Top of Dataset records

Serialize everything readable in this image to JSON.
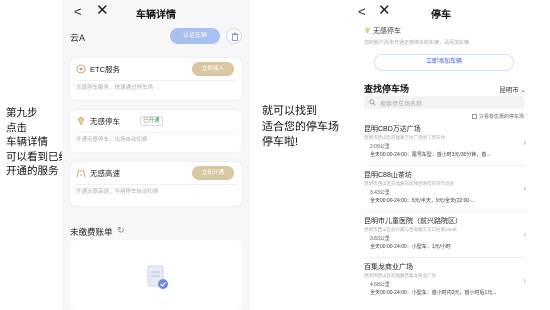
{
  "caption_left": [
    "第九步",
    "点击",
    "车辆详情",
    "可以看到已经",
    "开通的服务"
  ],
  "caption_mid": [
    "就可以找到",
    "适合您的停车场",
    "停车啦!"
  ],
  "left_phone": {
    "back_glyph": "<",
    "close_glyph": "✕",
    "title": "车辆详情",
    "plate_prefix": "云A",
    "auth_button": "认证车辆",
    "services": [
      {
        "name": "ETC服务",
        "tag": "",
        "action": "立即接入",
        "desc": "无感停车服务，快速通过停车场"
      },
      {
        "name": "无感停车",
        "tag": "已开通",
        "action": "",
        "desc": "开通无感停车，出场自动扣费"
      },
      {
        "name": "无感高速",
        "tag": "",
        "action": "立即开通",
        "desc": "开通无感高速，不用停车自动扣费"
      }
    ],
    "bill_title": "未缴费账单",
    "refresh_glyph": "↻"
  },
  "right_phone": {
    "back_glyph": "<",
    "close_glyph": "✕",
    "title": "停车",
    "noplate_title": "无感停车",
    "noplate_desc": "您的账户尚未开通无感停车的车辆，请添加车辆",
    "add_plate": "立即添加车辆",
    "find_title": "查找停车场",
    "city": "昆明市",
    "search_placeholder": "搜索停车场名称",
    "only_discount": "只看有优惠的停车场",
    "lots": [
      {
        "name": "昆明CBD万达广场",
        "addr": "昆明市西山区前福路万达广场地下停车场",
        "dist": "2.09公里",
        "fee": "全天00:00-24:00：尾号车型：首小时3元/30分钟，首..."
      },
      {
        "name": "昆明C88山茶坊",
        "addr": "昆明市西山区前福路东延线昆明市花鸟市场旁",
        "dist": "3.43公里",
        "fee": "全天00:00-24:00：5元/半天，9元/全天(22:00-..."
      },
      {
        "name": "昆明市儿童医院（前兴路院区）",
        "addr": "昆明市西山区前兴路与西坝路交叉口往南250米",
        "dist": "3.83公里",
        "fee": "全天00:00-24:00：小型车：1元/小时"
      },
      {
        "name": "百集龙商业广场",
        "addr": "昆明市西山区前福路百集龙商业广场",
        "dist": "4.68公里",
        "fee": "全天00:00-24:00：小型车：首小时内3元，首小时后1元..."
      }
    ]
  },
  "colors": {
    "auth_btn": "#a8bff2",
    "service_pill": "#d9c7a4",
    "link_blue": "#3a5fd0"
  }
}
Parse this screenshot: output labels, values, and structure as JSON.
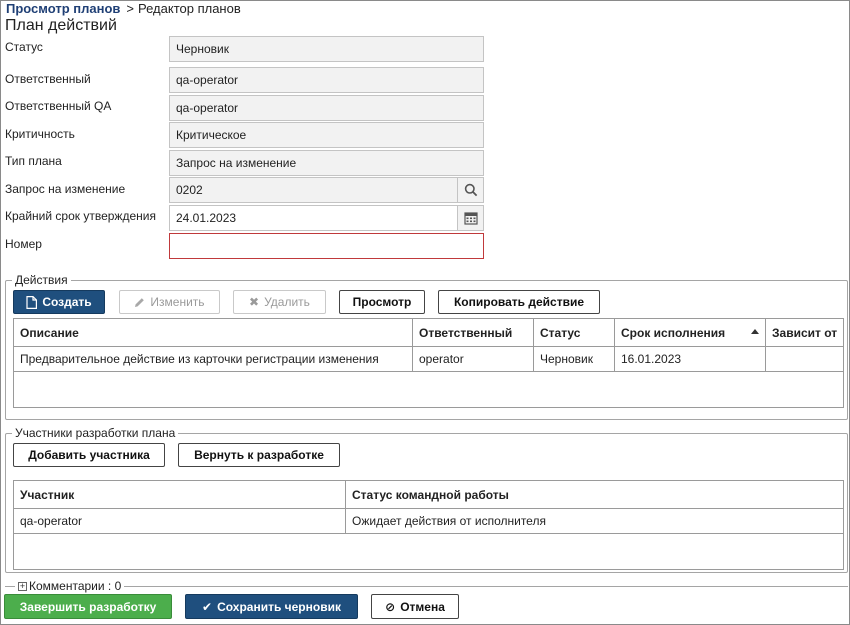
{
  "breadcrumb": {
    "link": "Просмотр планов",
    "separator": ">",
    "current": "Редактор планов"
  },
  "page_title": "План действий",
  "form": {
    "status": {
      "label": "Статус",
      "value": "Черновик"
    },
    "responsible": {
      "label": "Ответственный",
      "value": "qa-operator"
    },
    "responsible_qa": {
      "label": "Ответственный QA",
      "value": "qa-operator"
    },
    "criticality": {
      "label": "Критичность",
      "value": "Критическое"
    },
    "plan_type": {
      "label": "Тип плана",
      "value": "Запрос на изменение"
    },
    "change_request": {
      "label": "Запрос на изменение",
      "value": "0202"
    },
    "approval_deadline": {
      "label": "Крайний срок утверждения",
      "value": "24.01.2023"
    },
    "number": {
      "label": "Номер",
      "value": ""
    }
  },
  "actions": {
    "legend": "Действия",
    "buttons": {
      "create": "Создать",
      "edit": "Изменить",
      "delete": "Удалить",
      "view": "Просмотр",
      "copy": "Копировать действие"
    },
    "columns": [
      "Описание",
      "Ответственный",
      "Статус",
      "Срок исполнения",
      "Зависит от"
    ],
    "rows": [
      [
        "Предварительное действие из карточки регистрации изменения",
        "operator",
        "Черновик",
        "16.01.2023",
        ""
      ]
    ]
  },
  "participants": {
    "legend": "Участники разработки плана",
    "buttons": {
      "add": "Добавить участника",
      "return": "Вернуть к разработке"
    },
    "columns": [
      "Участник",
      "Статус командной работы"
    ],
    "rows": [
      [
        "qa-operator",
        "Ожидает действия от исполнителя"
      ]
    ]
  },
  "comments": {
    "label": "Комментарии : 0"
  },
  "footer": {
    "finish": "Завершить разработку",
    "save": "Сохранить черновик",
    "cancel": "Отмена"
  },
  "colors": {
    "primary": "#1f4f7e",
    "success": "#4cae4c",
    "link": "#1f3f75",
    "error": "#c0393b"
  }
}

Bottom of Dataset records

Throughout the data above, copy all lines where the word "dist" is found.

        "dist": "2.09公里",
        "dist": "3.43公里",
        "dist": "3.83公里",
        "dist": "4.68公里",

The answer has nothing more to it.